(Entries from a dataset of interfaces):

= Beginning of Section =

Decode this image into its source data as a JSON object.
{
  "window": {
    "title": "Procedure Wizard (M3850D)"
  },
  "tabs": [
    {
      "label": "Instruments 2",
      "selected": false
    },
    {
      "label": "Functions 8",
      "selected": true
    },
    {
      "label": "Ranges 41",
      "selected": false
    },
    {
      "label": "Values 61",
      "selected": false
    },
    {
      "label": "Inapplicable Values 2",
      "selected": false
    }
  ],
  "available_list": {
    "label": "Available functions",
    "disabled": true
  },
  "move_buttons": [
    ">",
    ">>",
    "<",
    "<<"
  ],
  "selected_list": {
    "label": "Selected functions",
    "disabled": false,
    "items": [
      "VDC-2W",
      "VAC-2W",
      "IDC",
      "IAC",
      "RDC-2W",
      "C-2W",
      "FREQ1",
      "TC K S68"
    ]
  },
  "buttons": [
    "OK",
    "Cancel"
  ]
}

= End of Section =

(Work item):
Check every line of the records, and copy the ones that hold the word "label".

(Task answer):
      "label": "Instruments 2",
      "label": "Functions 8",
      "label": "Ranges 41",
      "label": "Values 61",
      "label": "Inapplicable Values 2",
    "label": "Available functions",
    "label": "Selected functions",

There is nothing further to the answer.